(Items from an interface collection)
--- START ---

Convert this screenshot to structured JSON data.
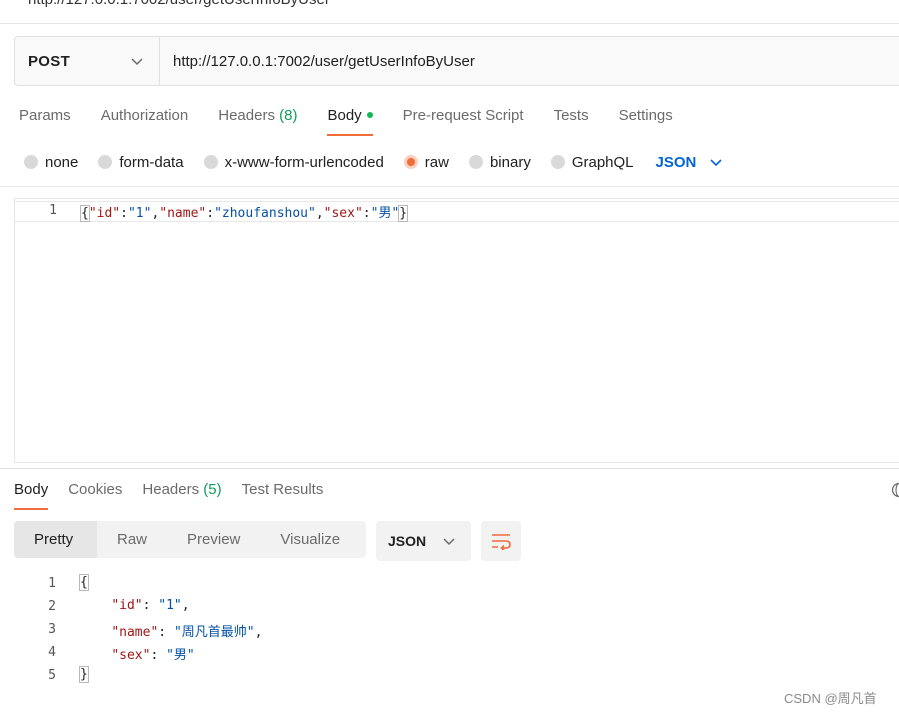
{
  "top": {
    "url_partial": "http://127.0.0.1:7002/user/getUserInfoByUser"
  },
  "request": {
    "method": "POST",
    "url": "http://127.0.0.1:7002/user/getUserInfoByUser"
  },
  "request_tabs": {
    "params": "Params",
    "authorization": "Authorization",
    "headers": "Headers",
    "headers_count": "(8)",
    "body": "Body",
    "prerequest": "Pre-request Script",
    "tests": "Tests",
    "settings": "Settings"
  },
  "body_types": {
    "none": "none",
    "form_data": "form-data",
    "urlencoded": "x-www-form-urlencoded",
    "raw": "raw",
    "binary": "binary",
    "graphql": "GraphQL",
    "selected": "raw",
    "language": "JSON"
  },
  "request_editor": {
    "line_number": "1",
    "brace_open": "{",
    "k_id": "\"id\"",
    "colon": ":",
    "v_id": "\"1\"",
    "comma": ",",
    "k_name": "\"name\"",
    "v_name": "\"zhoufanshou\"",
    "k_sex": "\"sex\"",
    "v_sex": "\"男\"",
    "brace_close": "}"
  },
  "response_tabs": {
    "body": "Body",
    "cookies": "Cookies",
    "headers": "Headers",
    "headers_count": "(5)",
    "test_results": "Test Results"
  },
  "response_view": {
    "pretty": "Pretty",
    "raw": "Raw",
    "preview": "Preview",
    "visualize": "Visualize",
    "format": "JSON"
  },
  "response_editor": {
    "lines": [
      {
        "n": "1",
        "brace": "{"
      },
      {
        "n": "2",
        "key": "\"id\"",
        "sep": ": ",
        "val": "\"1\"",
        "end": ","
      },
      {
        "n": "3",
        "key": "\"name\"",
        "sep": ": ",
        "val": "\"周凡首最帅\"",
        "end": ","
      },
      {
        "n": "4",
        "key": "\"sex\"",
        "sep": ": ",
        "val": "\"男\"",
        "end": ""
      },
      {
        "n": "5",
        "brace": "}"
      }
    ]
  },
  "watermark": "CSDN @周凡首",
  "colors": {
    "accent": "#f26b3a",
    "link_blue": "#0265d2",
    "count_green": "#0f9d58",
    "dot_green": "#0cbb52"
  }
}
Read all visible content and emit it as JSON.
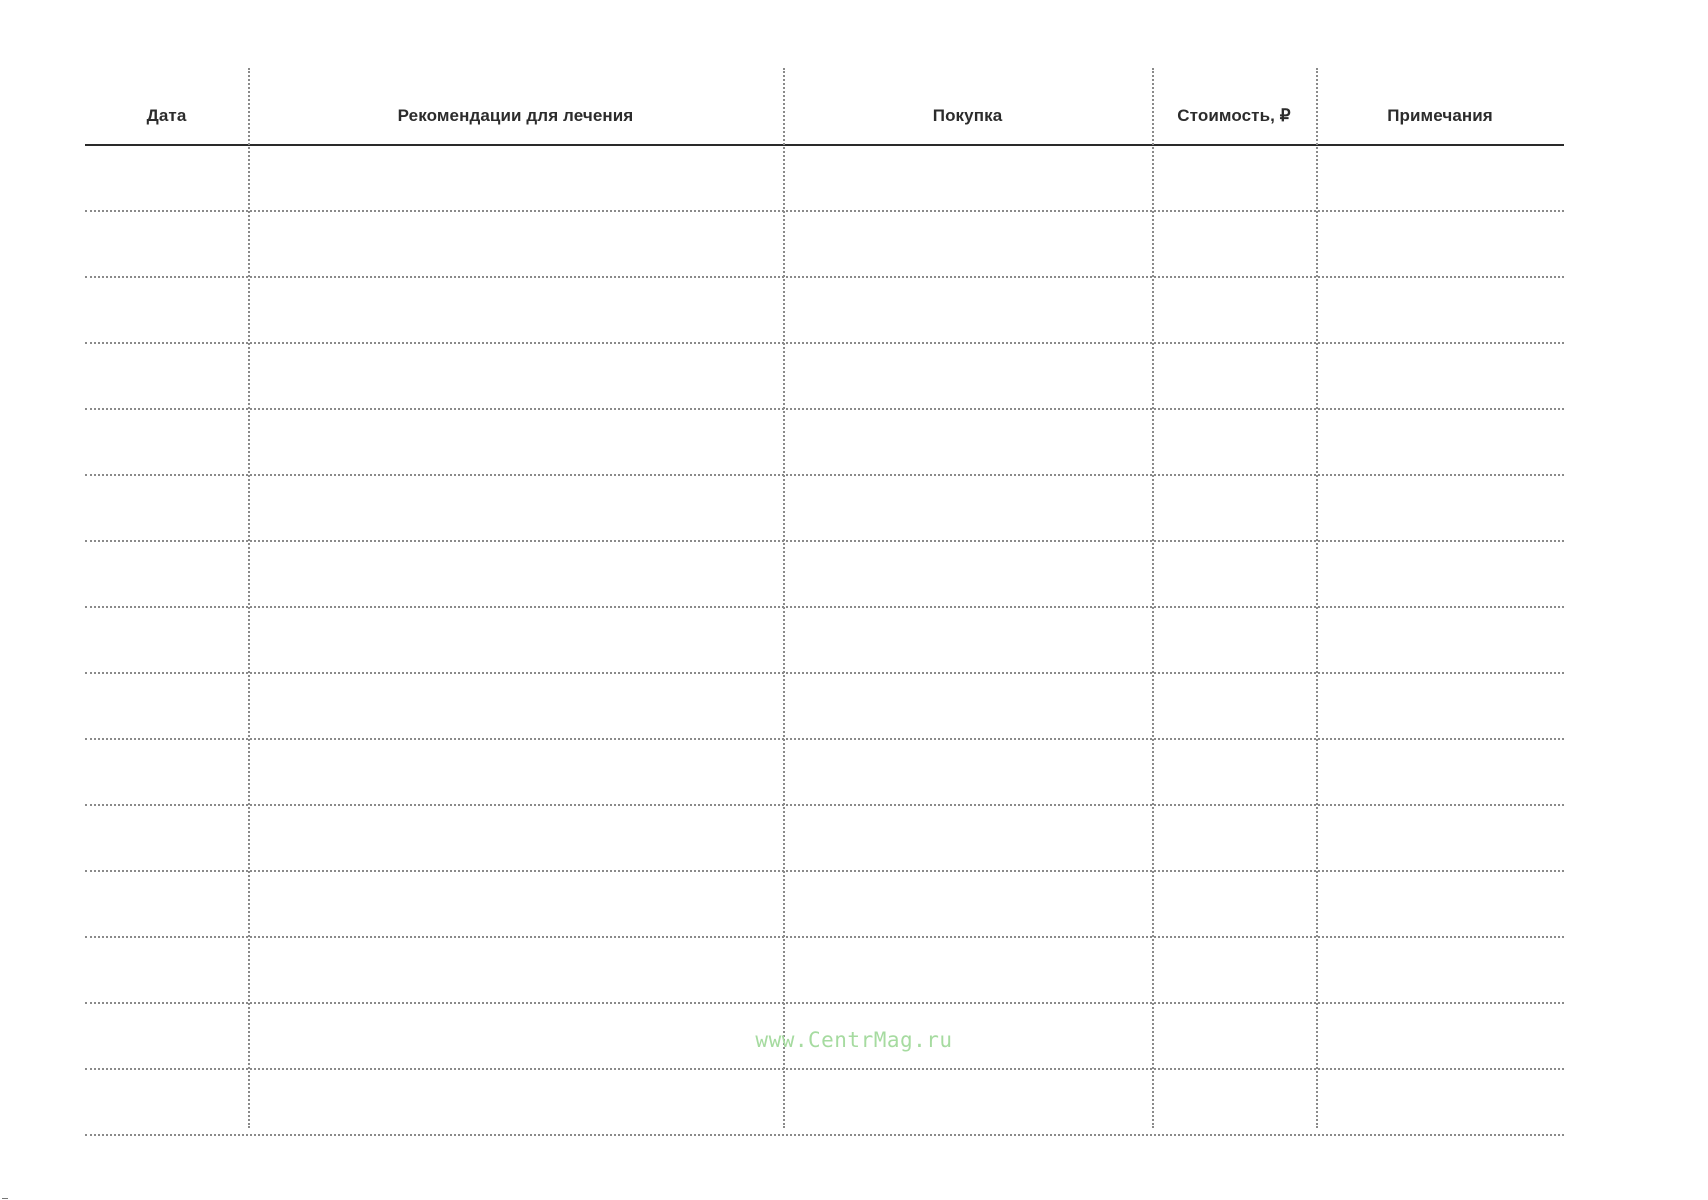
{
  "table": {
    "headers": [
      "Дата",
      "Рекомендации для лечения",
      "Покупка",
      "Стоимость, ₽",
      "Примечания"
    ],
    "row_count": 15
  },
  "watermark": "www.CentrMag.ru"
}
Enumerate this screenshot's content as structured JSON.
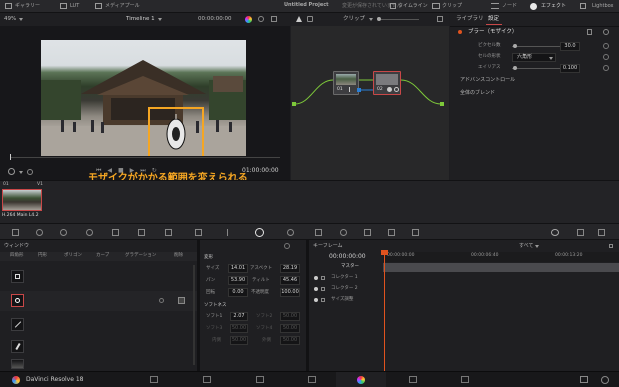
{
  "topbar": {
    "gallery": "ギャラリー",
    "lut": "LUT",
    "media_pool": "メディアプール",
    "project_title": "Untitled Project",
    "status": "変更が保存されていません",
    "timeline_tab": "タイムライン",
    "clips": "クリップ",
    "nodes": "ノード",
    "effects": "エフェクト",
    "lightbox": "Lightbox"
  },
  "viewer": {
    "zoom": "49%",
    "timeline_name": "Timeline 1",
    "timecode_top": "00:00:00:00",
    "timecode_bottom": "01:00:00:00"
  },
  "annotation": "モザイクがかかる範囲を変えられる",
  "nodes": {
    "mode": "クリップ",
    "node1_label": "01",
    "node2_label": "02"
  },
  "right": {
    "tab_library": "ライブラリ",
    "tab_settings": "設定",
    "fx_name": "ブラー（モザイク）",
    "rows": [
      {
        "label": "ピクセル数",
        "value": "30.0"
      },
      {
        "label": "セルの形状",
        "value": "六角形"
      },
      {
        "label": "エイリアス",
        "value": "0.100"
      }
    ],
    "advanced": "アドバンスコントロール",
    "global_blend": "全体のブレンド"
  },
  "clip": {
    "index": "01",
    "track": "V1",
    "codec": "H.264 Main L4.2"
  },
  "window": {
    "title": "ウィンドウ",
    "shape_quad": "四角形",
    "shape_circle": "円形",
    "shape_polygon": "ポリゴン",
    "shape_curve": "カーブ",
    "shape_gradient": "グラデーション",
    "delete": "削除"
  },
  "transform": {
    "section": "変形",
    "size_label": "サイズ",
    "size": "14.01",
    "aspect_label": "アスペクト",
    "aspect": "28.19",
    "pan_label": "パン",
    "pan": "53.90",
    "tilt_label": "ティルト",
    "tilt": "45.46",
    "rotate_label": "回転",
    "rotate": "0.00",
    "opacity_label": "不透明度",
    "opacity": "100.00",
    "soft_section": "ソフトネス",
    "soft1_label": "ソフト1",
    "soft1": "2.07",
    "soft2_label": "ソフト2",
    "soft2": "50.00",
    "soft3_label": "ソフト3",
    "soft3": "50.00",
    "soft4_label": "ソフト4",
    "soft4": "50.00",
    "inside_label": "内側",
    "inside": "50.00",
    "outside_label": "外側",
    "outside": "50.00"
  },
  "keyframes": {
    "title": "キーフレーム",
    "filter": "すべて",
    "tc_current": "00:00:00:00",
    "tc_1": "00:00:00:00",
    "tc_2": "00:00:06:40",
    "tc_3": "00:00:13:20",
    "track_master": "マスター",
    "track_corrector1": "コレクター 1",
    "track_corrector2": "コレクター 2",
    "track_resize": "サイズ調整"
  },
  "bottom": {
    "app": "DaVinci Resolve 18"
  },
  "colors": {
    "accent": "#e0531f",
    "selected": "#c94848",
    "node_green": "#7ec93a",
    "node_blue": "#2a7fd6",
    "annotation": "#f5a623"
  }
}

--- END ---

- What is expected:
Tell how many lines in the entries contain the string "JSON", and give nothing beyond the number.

- Your response:
5